Depends on the nature of the dog. I've owned 3 springers in my life, each of which were/are fabulous pheasant finders & flushers. But different "meanness" levels. My first dog caught MANY wild, previously uninjured birds - mostly hens, but a couple roosters. My 2nd dog only caught a few in his short, 7-season career. My current little doofus caught 2 hens last season & he was only 8 months old. So I suspect he'll be one that catches quite a few throughout the years.
Happens to me & the folks who come out to hunt with us once or twice a season. Usually it's a tight sitting hen, but every now & then a rooster makes the same mistake. two years back my nephews old kennel queen Jillie nabbed a rooster sitting tight in heavy cover and delivered him to Joe's hand alive and kicking. Wasn't an injury or pellet wound on him. My best ever lab Josie was well known for grabbing a couple tight sitters a season, particularly when hunting frozen sloughs in late season. If she disappeared under the snow, it was a good bet she would come back out with a live bird...
Every golden I've had has caught the occasional bird. My wife has one now that has a taken it to an art. He noticed that my wife would let the hens go and praise the crap out of him for bringing back a rooster Sooo... last season he nailed 3 roosters and no hens. Didn't matter if there was snow or not he was on them.
Several years ago, we were hunting the last weekend of S.D season, there was fresh snow and the birds were packed in the tree lines.

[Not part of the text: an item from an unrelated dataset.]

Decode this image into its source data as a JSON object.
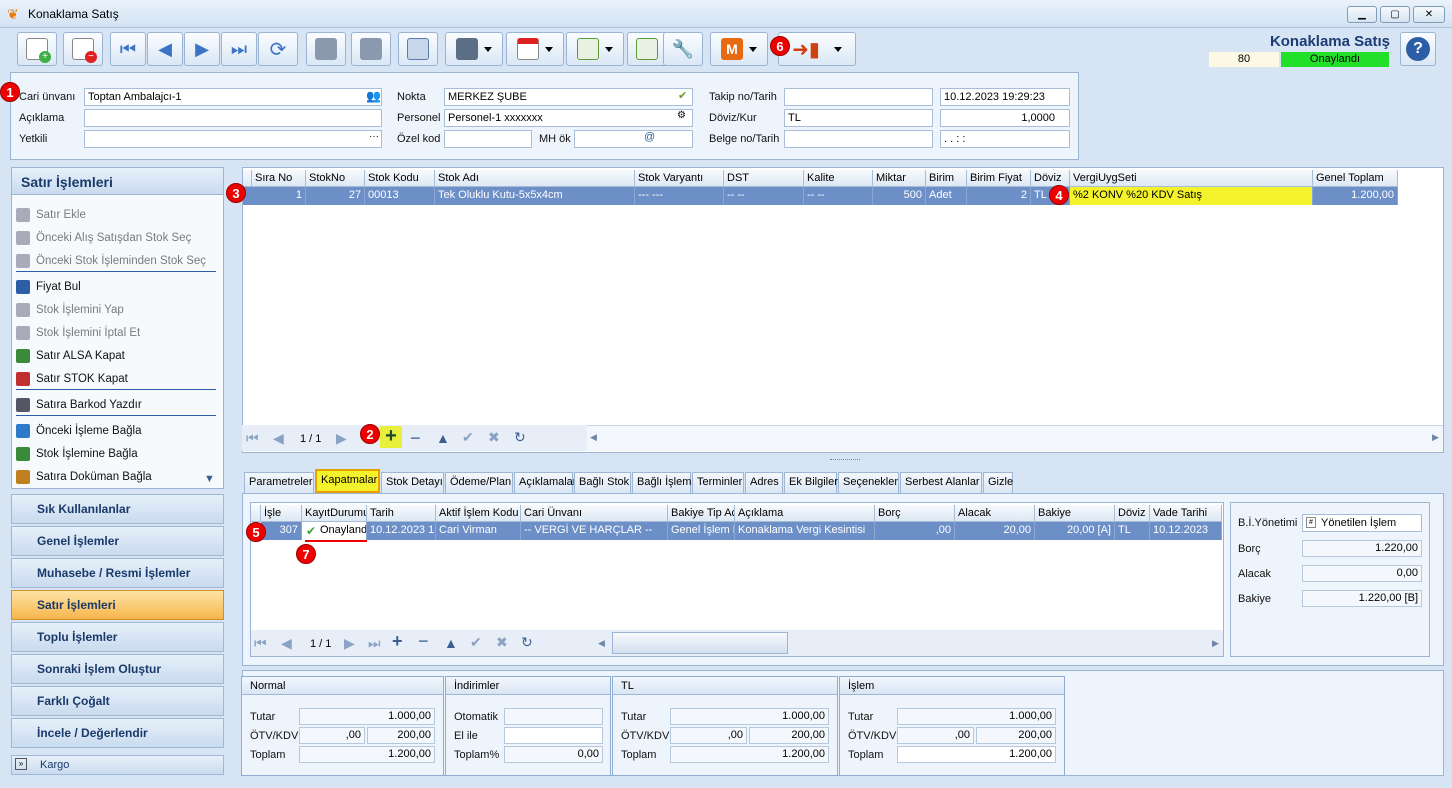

I had one dog that is a master at catching birds, she caught 8 birds in one tree belt !!!!! 4 hens, 4 roosters, that was a memorable day !!!! Side note, all the hens were released and flew away, super soft mouth.
My first bird of the 2019 SD pheasant season was a bird caught by my dog. It had snowed for the resident opener. My black Lab female went under the snow and grass after getting a nose full of bird scent. She came up with a young of the year rooster. Ended up with three roosters on two shots fired that first day.
Caught birds are much more common in the late season when birds sit tight because of tough weather conditions. Smart energy expenditure keeps birds alive in the winter and they prefer to sit tight if they think you will walk past them.
None of my pointing Labs have caught one yet, but they have come close a few times. My friend's Weim has caught a few. I still chuckle when I remember what he told his dog after releasing a hen he caught, "Tank, go find the pretty ones!"
Season before last, one of my labs caught 3 in the same trip (2 on the same day). It was bitterly cold with lots of snow on the ground. All of the catches the birds were tucked under tall grass that had been laid over by the wind and snow. 2 were roosters and 1 hen.
Seems to happen to me once or twice a year. Also, seems like it's always a hen, and usually on super cold days. Fortunately, my setter has a soft mouth so I'm usually able to get them out of his mouth and they fly off.
My first GWP caught a rooster in springtime in an off-leash dog park on the north edge of the twin cities. It was raining and I had not seen one there before. It was a surprise. There was also a hen while I was hunting and one rooster that was just nicked in the wingtip. Evidence may have been eaten.
She was quite the dog when it came to that stuff. There was about 6 cats, a woodchuck, a mink, a rabbit or two, skunk encounters, plus porcupine encounters through her life. There was also the duck at the boat ramp that cost me a ticket for not having here on a leash.
When you say caught a bird I don't consider a cripple a real caught. Years ago circumstances had me get to MT on late afternoon of opening day. I never usually hunt opening weekend, but work got in the way and that was the time we had. Crowds all over, but I found a place to park next to some mediocre crp and let the dog out. She put up a rooster which I got with one shot, than she found a broken wing rooster which she brought back. We turned around and headed for the car and she found another broke wing rooster. Almost back to the car and she found another broke wing rooster. So I had 4 birds with one shot. We called it a day and my wife never got out of the car.
Poodle or Poodle was known about 400 years ago in Europe, until the 18th century they became "pets" of families with small appearance, lovely and extremely easy to care for.
"Poodle" is the name of the German word "Pudel" meaning "diver" or "dog fetch water". This dog is famous for its excellent swimming ability, they can swim in cold water to hunt birds, hunt ducks and catch fish on the lake.